Hi --

On Tue, 30 Aug 2005, Christian Neukirchen wrote:

> "David A. Black" <dblack / wobblini.net> writes:
>
>> Hi --
>>
>> On Tue, 30 Aug 2005, Christian Neukirchen wrote:
>>
>>> "David A. Black" <dblack / wobblini.net> writes:
>>>
>>>>> Because I felt they are different, as I said above.  I admit fcall is
>>>>> not the best name, but very few people would use it.
>>>>
>>>> I guess I still think of the difference as a kind of mild "danger"
>>>> (i.e., danger to the receiver: its access rules will be violated).  I
>>>> can certainly live without send!  But "function call" just seems so
>>>> out of place.  What about:  send_abs (send absolutely)?  I don't
>>>> know... I'll keeping thinking, if you're still taking suggestions.
>>>
>>> I very much like Austin's idea, to make #send not call private
>>> methods, but keep __send__ doing that.  The latter should not be easily
>>> overwritable either.
>>
>> My problem with that is that the point of __send__ is to keep the name
>> send available for user-defined methods (the same logic that has led
>> to the freeing up of "id" through the creation of object_id).
>>
>> I think adding special significance to the __'s is too much of an
>> afterthought, and also would reintroduce the same problem for people
>> who want to write methods called "send".
>
> No, not really... if you want others to allow reusing "send", you can
> still call __fcall__ (no private).

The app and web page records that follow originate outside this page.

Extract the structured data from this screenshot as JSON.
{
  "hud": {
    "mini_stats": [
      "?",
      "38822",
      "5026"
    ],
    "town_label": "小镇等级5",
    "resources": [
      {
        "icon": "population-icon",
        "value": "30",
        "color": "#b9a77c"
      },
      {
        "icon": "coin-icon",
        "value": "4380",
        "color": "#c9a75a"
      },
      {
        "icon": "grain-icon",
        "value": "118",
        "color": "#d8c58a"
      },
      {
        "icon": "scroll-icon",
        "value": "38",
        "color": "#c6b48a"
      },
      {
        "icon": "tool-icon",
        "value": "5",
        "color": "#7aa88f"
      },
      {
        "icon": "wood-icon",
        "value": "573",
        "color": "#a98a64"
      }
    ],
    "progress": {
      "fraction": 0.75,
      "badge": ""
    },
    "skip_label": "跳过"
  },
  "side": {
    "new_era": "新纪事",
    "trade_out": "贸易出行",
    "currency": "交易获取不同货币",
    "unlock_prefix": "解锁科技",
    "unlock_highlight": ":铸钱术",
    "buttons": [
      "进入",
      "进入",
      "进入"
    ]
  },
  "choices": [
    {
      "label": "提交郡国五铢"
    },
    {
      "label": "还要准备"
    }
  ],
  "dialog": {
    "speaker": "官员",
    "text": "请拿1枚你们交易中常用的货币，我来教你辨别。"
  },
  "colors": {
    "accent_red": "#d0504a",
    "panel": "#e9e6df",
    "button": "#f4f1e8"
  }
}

I'm afraid I'm losing track.  __fcall__ would be the same as send, and
__send__ the same as fcall?  I think I must be getting it wrong.... :-)

I think that in every case throughout the language, if both abc and
__abc__ exist, they should be synonymous.

>>> (And note that a fair number of classes define #send to do something
>>> different already.  When #send and #send! do something entirely
>>> different, ugh.)
>>
>> I'm not sure what you mean.  There is no #send!
>
> Assuming the #send (no private)/#send! (everything) approach was
> accepted, this could get very confusing.

I'm not sure why (one method does one thing; another does another; it
seems very simple), but it's a moot point as Matz doesn't like it.


David

-- 
David A. Black
dblack / wobblini.net